New York Times: When America Stops Importing Energy
... The numbers tell the story: U.S. oil production has reversed its 30-plus year decline; U.S. imports from OPEC producers have fallen more than 20 percent in the past three years; U.S. natural gas reserves and production are up significantly and prices have dropped 75 percent in the past five years. The International Energy Agency forecasts that the United States could become the world’s largest oil producer by 2020 and may be energy self-sufficient by 2035. That’s a game changer.
While this is not a free lunch, it should not be feared. The production process is complicated and expensive, and if the industry is not careful there can be risks to the environment. But the potential is staggering. Significant domestic job growth and economic expansion has begun.
But let’s look beyond the impact on the United States and consider a few of the more profound implications for the rest of the world, because this revolution is also a game changer for international politics and the global economy. ...
... Like all revolutions, America’s new energy bonanza raises some fascinating questions. How might a lighter U.S. presence and heavier Chinese involvement change the world’s most volatile neighborhood? What can the next generation of Saudi leaders expect for their country’s future in a world where OPEC has lost much of its market power? Will Qatar’s support for Muslim Brotherhood governments in other Arab states and China’s interest in using the United Arab Emirates as an offshore trading center for its currency leave the Saudis dangerously isolated? Can Iran’s revolution survive the need to build a more modern economy?

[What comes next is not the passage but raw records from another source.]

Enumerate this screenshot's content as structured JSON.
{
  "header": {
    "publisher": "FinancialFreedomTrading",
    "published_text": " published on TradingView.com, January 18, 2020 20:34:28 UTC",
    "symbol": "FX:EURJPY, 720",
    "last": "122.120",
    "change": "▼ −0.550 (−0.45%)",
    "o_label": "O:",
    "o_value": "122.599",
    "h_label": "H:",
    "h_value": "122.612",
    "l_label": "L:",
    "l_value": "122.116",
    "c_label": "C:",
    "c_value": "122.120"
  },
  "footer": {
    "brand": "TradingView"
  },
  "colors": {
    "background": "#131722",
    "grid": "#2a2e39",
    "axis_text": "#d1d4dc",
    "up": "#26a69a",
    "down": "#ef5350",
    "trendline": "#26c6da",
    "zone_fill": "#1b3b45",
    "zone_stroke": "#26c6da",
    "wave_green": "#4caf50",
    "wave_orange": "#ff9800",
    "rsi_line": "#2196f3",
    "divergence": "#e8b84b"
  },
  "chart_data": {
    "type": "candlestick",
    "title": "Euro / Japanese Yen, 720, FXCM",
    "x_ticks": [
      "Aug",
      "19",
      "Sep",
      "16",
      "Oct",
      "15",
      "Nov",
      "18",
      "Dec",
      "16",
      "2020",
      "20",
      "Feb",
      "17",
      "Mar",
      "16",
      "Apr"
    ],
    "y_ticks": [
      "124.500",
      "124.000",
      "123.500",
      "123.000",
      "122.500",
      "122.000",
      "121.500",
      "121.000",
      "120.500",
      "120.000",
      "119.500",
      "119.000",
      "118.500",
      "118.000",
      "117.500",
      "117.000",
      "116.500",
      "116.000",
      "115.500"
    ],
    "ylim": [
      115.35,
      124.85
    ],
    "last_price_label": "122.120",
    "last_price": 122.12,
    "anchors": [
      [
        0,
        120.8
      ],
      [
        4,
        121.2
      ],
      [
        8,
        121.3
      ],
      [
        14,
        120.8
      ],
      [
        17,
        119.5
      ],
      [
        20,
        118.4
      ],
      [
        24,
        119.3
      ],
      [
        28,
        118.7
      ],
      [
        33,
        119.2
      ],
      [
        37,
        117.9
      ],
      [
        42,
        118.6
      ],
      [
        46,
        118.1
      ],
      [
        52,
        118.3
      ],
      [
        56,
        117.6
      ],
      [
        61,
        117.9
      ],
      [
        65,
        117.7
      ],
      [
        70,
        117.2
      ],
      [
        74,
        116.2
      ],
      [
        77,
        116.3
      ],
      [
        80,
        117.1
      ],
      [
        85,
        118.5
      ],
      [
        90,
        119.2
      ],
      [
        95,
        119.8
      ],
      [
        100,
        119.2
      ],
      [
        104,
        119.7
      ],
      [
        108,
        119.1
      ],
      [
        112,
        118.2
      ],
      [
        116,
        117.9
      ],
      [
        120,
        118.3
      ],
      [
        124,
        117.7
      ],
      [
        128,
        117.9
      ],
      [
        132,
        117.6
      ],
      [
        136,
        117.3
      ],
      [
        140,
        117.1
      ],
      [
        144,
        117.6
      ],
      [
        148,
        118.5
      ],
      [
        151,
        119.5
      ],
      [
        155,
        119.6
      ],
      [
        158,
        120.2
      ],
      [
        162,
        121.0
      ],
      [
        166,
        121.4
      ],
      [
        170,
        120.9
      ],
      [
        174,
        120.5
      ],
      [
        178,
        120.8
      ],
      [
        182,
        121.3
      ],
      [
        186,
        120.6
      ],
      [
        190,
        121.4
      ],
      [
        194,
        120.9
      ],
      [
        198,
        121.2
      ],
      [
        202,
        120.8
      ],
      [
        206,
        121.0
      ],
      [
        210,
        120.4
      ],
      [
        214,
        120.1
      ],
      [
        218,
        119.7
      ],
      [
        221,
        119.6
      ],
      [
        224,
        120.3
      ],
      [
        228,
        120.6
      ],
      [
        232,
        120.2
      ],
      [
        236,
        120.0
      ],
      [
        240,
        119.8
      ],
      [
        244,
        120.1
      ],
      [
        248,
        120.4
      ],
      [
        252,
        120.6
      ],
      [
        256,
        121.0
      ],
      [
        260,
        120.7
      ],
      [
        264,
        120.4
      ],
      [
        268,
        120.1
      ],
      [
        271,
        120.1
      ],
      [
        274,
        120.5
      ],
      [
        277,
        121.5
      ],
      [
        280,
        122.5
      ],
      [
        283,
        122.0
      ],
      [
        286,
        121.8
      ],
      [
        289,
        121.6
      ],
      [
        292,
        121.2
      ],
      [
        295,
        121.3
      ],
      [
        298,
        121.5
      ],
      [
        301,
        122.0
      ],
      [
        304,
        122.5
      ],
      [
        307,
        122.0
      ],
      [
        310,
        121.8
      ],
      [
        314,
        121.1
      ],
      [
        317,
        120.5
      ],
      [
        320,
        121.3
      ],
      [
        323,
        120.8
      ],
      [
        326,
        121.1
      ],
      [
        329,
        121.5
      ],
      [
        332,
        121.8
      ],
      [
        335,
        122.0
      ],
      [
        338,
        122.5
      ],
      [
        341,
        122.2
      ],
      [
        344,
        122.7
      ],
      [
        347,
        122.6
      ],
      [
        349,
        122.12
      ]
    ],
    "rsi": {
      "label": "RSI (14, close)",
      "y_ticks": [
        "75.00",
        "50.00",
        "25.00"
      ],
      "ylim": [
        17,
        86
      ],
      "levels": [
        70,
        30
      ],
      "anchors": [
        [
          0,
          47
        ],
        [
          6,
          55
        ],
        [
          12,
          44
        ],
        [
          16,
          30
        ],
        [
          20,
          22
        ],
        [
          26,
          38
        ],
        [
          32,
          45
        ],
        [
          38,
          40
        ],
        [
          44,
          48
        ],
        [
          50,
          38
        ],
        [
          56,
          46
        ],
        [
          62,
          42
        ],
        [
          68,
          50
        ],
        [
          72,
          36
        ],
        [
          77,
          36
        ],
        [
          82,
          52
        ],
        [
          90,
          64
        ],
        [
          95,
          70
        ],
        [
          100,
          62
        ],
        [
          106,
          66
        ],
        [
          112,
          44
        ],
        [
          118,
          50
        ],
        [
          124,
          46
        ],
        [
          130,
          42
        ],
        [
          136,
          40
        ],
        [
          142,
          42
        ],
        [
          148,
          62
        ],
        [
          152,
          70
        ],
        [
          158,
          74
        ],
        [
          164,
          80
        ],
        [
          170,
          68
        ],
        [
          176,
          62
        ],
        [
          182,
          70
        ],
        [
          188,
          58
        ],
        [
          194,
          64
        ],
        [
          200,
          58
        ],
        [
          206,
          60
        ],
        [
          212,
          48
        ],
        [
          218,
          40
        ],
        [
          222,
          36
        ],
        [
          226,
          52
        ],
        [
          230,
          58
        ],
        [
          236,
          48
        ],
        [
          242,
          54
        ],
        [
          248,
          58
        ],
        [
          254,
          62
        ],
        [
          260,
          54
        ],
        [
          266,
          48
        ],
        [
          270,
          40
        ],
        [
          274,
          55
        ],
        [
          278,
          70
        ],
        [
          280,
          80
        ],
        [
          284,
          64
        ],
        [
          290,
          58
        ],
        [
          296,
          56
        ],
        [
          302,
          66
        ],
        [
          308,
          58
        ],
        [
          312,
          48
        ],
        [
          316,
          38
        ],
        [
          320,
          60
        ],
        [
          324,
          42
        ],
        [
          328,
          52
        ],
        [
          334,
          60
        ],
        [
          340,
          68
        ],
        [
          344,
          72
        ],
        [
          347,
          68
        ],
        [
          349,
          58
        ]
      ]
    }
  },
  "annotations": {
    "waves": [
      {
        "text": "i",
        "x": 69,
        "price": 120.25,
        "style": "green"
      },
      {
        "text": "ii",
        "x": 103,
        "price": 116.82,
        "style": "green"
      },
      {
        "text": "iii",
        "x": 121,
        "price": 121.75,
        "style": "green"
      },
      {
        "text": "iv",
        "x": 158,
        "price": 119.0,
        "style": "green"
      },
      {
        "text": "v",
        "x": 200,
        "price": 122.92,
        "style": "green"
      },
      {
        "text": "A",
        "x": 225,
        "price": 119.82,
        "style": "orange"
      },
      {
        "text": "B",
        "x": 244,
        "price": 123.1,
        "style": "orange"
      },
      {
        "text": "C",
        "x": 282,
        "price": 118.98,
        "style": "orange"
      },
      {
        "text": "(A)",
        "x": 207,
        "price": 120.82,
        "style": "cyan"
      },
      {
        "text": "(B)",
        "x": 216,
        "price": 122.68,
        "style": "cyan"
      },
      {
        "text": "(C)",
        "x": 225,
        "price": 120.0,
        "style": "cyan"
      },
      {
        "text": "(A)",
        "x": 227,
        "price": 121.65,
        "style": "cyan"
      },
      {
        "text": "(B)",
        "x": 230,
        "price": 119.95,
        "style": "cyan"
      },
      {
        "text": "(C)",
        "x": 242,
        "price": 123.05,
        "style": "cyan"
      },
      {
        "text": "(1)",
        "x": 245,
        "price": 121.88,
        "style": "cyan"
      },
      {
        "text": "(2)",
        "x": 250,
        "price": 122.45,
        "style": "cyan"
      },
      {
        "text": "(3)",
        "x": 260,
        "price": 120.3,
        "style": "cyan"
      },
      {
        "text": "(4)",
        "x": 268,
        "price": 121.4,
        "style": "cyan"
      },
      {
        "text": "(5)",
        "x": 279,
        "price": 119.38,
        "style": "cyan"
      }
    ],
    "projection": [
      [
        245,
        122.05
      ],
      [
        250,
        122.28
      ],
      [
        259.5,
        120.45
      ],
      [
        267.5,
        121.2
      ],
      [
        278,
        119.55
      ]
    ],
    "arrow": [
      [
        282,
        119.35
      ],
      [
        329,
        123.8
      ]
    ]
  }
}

A world in which the United States is less involved in answering these questions is a new world indeed.